[Problem description]
Would you return each entry exactly as written, omitting any pictures?

[Material for this task]
******

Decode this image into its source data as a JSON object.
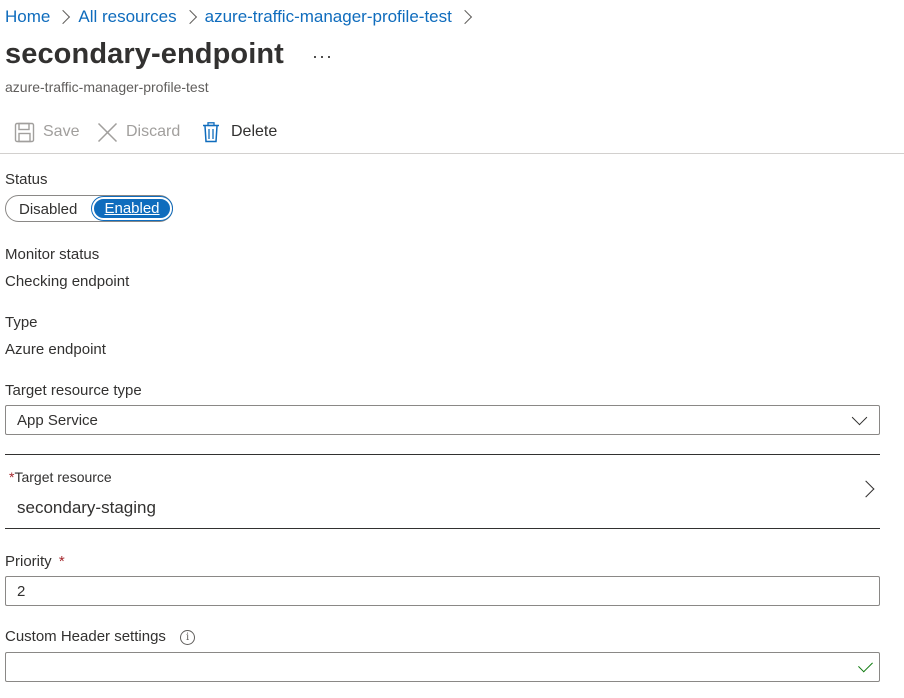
{
  "breadcrumb": {
    "items": [
      "Home",
      "All resources",
      "azure-traffic-manager-profile-test"
    ]
  },
  "header": {
    "title": "secondary-endpoint",
    "more": "···",
    "subtitle": "azure-traffic-manager-profile-test"
  },
  "toolbar": {
    "save_label": "Save",
    "discard_label": "Discard",
    "delete_label": "Delete"
  },
  "status": {
    "label": "Status",
    "options": [
      "Disabled",
      "Enabled"
    ],
    "selected": "Enabled"
  },
  "monitor": {
    "label": "Monitor status",
    "value": "Checking endpoint"
  },
  "type": {
    "label": "Type",
    "value": "Azure endpoint"
  },
  "target_resource_type": {
    "label": "Target resource type",
    "value": "App Service"
  },
  "target_resource": {
    "required": "*",
    "label": "Target resource",
    "value": "secondary-staging"
  },
  "priority": {
    "label": "Priority",
    "required": "*",
    "value": "2"
  },
  "custom_header": {
    "label": "Custom Header settings",
    "info": "i",
    "value": ""
  },
  "colors": {
    "link": "#0f6cbd",
    "accent": "#0f6cbd",
    "required": "#a4262c",
    "valid": "#107c10"
  }
}
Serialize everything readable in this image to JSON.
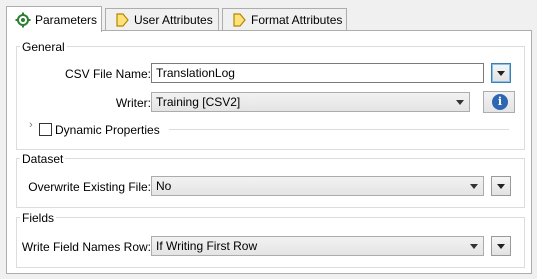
{
  "tabs": [
    {
      "label": "Parameters",
      "icon": "gear-icon",
      "active": true
    },
    {
      "label": "User Attributes",
      "icon": "arrow-tag-icon",
      "active": false
    },
    {
      "label": "Format Attributes",
      "icon": "arrow-tag-icon",
      "active": false
    }
  ],
  "general": {
    "title": "General",
    "csv_file_name_label": "CSV File Name:",
    "csv_file_name_value": "TranslationLog",
    "writer_label": "Writer:",
    "writer_value": "Training [CSV2]",
    "dynamic_properties_label": "Dynamic Properties",
    "dynamic_properties_checked": false
  },
  "dataset": {
    "title": "Dataset",
    "overwrite_label": "Overwrite Existing File:",
    "overwrite_value": "No"
  },
  "fields": {
    "title": "Fields",
    "write_field_names_label": "Write Field Names Row:",
    "write_field_names_value": "If Writing First Row"
  },
  "colors": {
    "info_icon": "#2f66b3",
    "focus_border": "#3c7fb1",
    "tab_icon": "#d8a300"
  }
}
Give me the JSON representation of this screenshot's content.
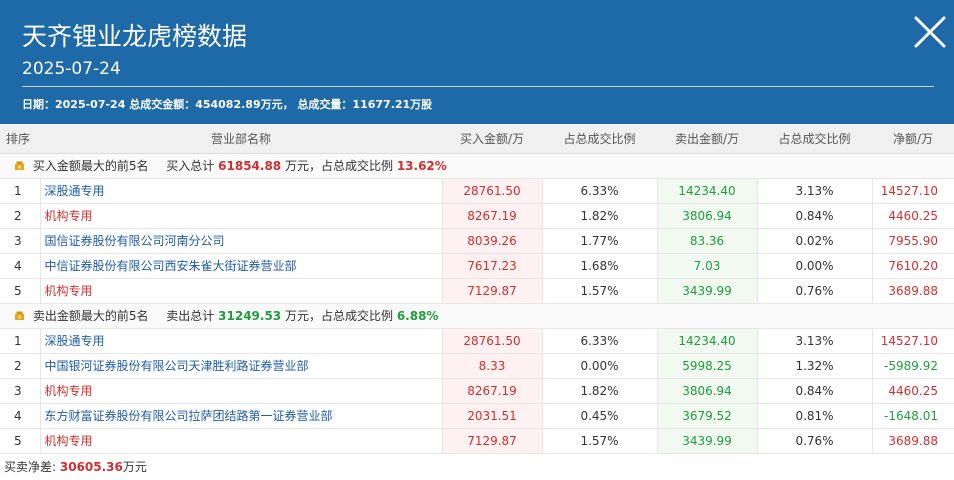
{
  "header": {
    "title": "天齐锂业龙虎榜数据",
    "date": "2025-07-24",
    "summary": "日期：2025-07-24 总成交金额：454082.89万元， 总成交量：11677.21万股"
  },
  "columns": [
    "排序",
    "营业部名称",
    "买入金额/万",
    "占总成交比例",
    "卖出金额/万",
    "占总成交比例",
    "净额/万"
  ],
  "buy_section": {
    "label": "买入金额最大的前5名",
    "total_prefix": "买入总计",
    "total_value": "61854.88",
    "total_unit": "万元，占总成交比例",
    "ratio": "13.62%",
    "rows": [
      {
        "rank": "1",
        "name": "深股通专用",
        "buy": "28761.50",
        "buy_pct": "6.33%",
        "sell": "14234.40",
        "sell_pct": "3.13%",
        "net": "14527.10",
        "net_color": "red"
      },
      {
        "rank": "2",
        "name": "机构专用",
        "buy": "8267.19",
        "buy_pct": "1.82%",
        "sell": "3806.94",
        "sell_pct": "0.84%",
        "net": "4460.25",
        "net_color": "red"
      },
      {
        "rank": "3",
        "name": "国信证券股份有限公司河南分公司",
        "buy": "8039.26",
        "buy_pct": "1.77%",
        "sell": "83.36",
        "sell_pct": "0.02%",
        "net": "7955.90",
        "net_color": "red"
      },
      {
        "rank": "4",
        "name": "中信证券股份有限公司西安朱雀大街证券营业部",
        "buy": "7617.23",
        "buy_pct": "1.68%",
        "sell": "7.03",
        "sell_pct": "0.00%",
        "net": "7610.20",
        "net_color": "red"
      },
      {
        "rank": "5",
        "name": "机构专用",
        "buy": "7129.87",
        "buy_pct": "1.57%",
        "sell": "3439.99",
        "sell_pct": "0.76%",
        "net": "3689.88",
        "net_color": "red"
      }
    ]
  },
  "sell_section": {
    "label": "卖出金额最大的前5名",
    "total_prefix": "卖出总计",
    "total_value": "31249.53",
    "total_unit": "万元，占总成交比例",
    "ratio": "6.88%",
    "rows": [
      {
        "rank": "1",
        "name": "深股通专用",
        "buy": "28761.50",
        "buy_pct": "6.33%",
        "sell": "14234.40",
        "sell_pct": "3.13%",
        "net": "14527.10",
        "net_color": "red"
      },
      {
        "rank": "2",
        "name": "中国银河证券股份有限公司天津胜利路证券营业部",
        "buy": "8.33",
        "buy_pct": "0.00%",
        "sell": "5998.25",
        "sell_pct": "1.32%",
        "net": "-5989.92",
        "net_color": "green"
      },
      {
        "rank": "3",
        "name": "机构专用",
        "buy": "8267.19",
        "buy_pct": "1.82%",
        "sell": "3806.94",
        "sell_pct": "0.84%",
        "net": "4460.25",
        "net_color": "red"
      },
      {
        "rank": "4",
        "name": "东方财富证券股份有限公司拉萨团结路第一证券营业部",
        "buy": "2031.51",
        "buy_pct": "0.45%",
        "sell": "3679.52",
        "sell_pct": "0.81%",
        "net": "-1648.01",
        "net_color": "green"
      },
      {
        "rank": "5",
        "name": "机构专用",
        "buy": "7129.87",
        "buy_pct": "1.57%",
        "sell": "3439.99",
        "sell_pct": "0.76%",
        "net": "3689.88",
        "net_color": "red"
      }
    ]
  },
  "footer": {
    "label": "买卖净差:",
    "value": "30605.36",
    "unit": "万元"
  },
  "colors": {
    "header_bg": "#1e69a8",
    "red": "#d32f2f",
    "green": "#1e9e3c",
    "link_blue": "#1e5da8"
  }
}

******

[Result of this task]
Decode this image into its source data as a JSON object.
{
  "breadcrumb": {
    "items": [
      "Home",
      "All resources",
      "azure-traffic-manager-profile-test"
    ]
  },
  "header": {
    "title": "secondary-endpoint",
    "more": "···",
    "subtitle": "azure-traffic-manager-profile-test"
  },
  "toolbar": {
    "save_label": "Save",
    "discard_label": "Discard",
    "delete_label": "Delete"
  },
  "status": {
    "label": "Status",
    "options": [
      "Disabled",
      "Enabled"
    ],
    "selected": "Enabled"
  },
  "monitor": {
    "label": "Monitor status",
    "value": "Checking endpoint"
  },
  "type": {
    "label": "Type",
    "value": "Azure endpoint"
  },
  "target_resource_type": {
    "label": "Target resource type",
    "value": "App Service"
  },
  "target_resource": {
    "required": "*",
    "label": "Target resource",
    "value": "secondary-staging"
  },
  "priority": {
    "label": "Priority",
    "required": "*",
    "value": "2"
  },
  "custom_header": {
    "label": "Custom Header settings",
    "info": "i",
    "value": ""
  },
  "colors": {
    "link": "#0f6cbd",
    "accent": "#0f6cbd",
    "required": "#a4262c",
    "valid": "#107c10"
  }
}
Serialize everything readable in this image to JSON.
{
  "tabs": [
    {
      "label": "Parameters",
      "icon": "gear-icon",
      "active": true
    },
    {
      "label": "User Attributes",
      "icon": "arrow-tag-icon",
      "active": false
    },
    {
      "label": "Format Attributes",
      "icon": "arrow-tag-icon",
      "active": false
    }
  ],
  "general": {
    "title": "General",
    "csv_file_name_label": "CSV File Name:",
    "csv_file_name_value": "TranslationLog",
    "writer_label": "Writer:",
    "writer_value": "Training [CSV2]",
    "dynamic_properties_label": "Dynamic Properties",
    "dynamic_properties_checked": false
  },
  "dataset": {
    "title": "Dataset",
    "overwrite_label": "Overwrite Existing File:",
    "overwrite_value": "No"
  },
  "fields": {
    "title": "Fields",
    "write_field_names_label": "Write Field Names Row:",
    "write_field_names_value": "If Writing First Row"
  },
  "colors": {
    "info_icon": "#2f66b3",
    "focus_border": "#3c7fb1",
    "tab_icon": "#d8a300"
  }
}
Give me the JSON representation of this screenshot's content.
{
  "header": {
    "title": "天齐锂业龙虎榜数据",
    "date": "2025-07-24",
    "summary": "日期：2025-07-24 总成交金额：454082.89万元， 总成交量：11677.21万股"
  },
  "columns": [
    "排序",
    "营业部名称",
    "买入金额/万",
    "占总成交比例",
    "卖出金额/万",
    "占总成交比例",
    "净额/万"
  ],
  "buy_section": {
    "label": "买入金额最大的前5名",
    "total_prefix": "买入总计",
    "total_value": "61854.88",
    "total_unit": "万元，占总成交比例",
    "ratio": "13.62%",
    "rows": [
      {
        "rank": "1",
        "name": "深股通专用",
        "buy": "28761.50",
        "buy_pct": "6.33%",
        "sell": "14234.40",
        "sell_pct": "3.13%",
        "net": "14527.10",
        "net_color": "red"
      },
      {
        "rank": "2",
        "name": "机构专用",
        "buy": "8267.19",
        "buy_pct": "1.82%",
        "sell": "3806.94",
        "sell_pct": "0.84%",
        "net": "4460.25",
        "net_color": "red"
      },
      {
        "rank": "3",
        "name": "国信证券股份有限公司河南分公司",
        "buy": "8039.26",
        "buy_pct": "1.77%",
        "sell": "83.36",
        "sell_pct": "0.02%",
        "net": "7955.90",
        "net_color": "red"
      },
      {
        "rank": "4",
        "name": "中信证券股份有限公司西安朱雀大街证券营业部",
        "buy": "7617.23",
        "buy_pct": "1.68%",
        "sell": "7.03",
        "sell_pct": "0.00%",
        "net": "7610.20",
        "net_color": "red"
      },
      {
        "rank": "5",
        "name": "机构专用",
        "buy": "7129.87",
        "buy_pct": "1.57%",
        "sell": "3439.99",
        "sell_pct": "0.76%",
        "net": "3689.88",
        "net_color": "red"
      }
    ]
  },
  "sell_section": {
    "label": "卖出金额最大的前5名",
    "total_prefix": "卖出总计",
    "total_value": "31249.53",
    "total_unit": "万元，占总成交比例",
    "ratio": "6.88%",
    "rows": [
      {
        "rank": "1",
        "name": "深股通专用",
        "buy": "28761.50",
        "buy_pct": "6.33%",
        "sell": "14234.40",
        "sell_pct": "3.13%",
        "net": "14527.10",
        "net_color": "red"
      },
      {
        "rank": "2",
        "name": "中国银河证券股份有限公司天津胜利路证券营业部",
        "buy": "8.33",
        "buy_pct": "0.00%",
        "sell": "5998.25",
        "sell_pct": "1.32%",
        "net": "-5989.92",
        "net_color": "green"
      },
      {
        "rank": "3",
        "name": "机构专用",
        "buy": "8267.19",
        "buy_pct": "1.82%",
        "sell": "3806.94",
        "sell_pct": "0.84%",
        "net": "4460.25",
        "net_color": "red"
      },
      {
        "rank": "4",
        "name": "东方财富证券股份有限公司拉萨团结路第一证券营业部",
        "buy": "2031.51",
        "buy_pct": "0.45%",
        "sell": "3679.52",
        "sell_pct": "0.81%",
        "net": "-1648.01",
        "net_color": "green"
      },
      {
        "rank": "5",
        "name": "机构专用",
        "buy": "7129.87",
        "buy_pct": "1.57%",
        "sell": "3439.99",
        "sell_pct": "0.76%",
        "net": "3689.88",
        "net_color": "red"
      }
    ]
  },
  "footer": {
    "label": "买卖净差:",
    "value": "30605.36",
    "unit": "万元"
  },
  "colors": {
    "header_bg": "#1e69a8",
    "red": "#d32f2f",
    "green": "#1e9e3c",
    "link_blue": "#1e5da8"
  }
}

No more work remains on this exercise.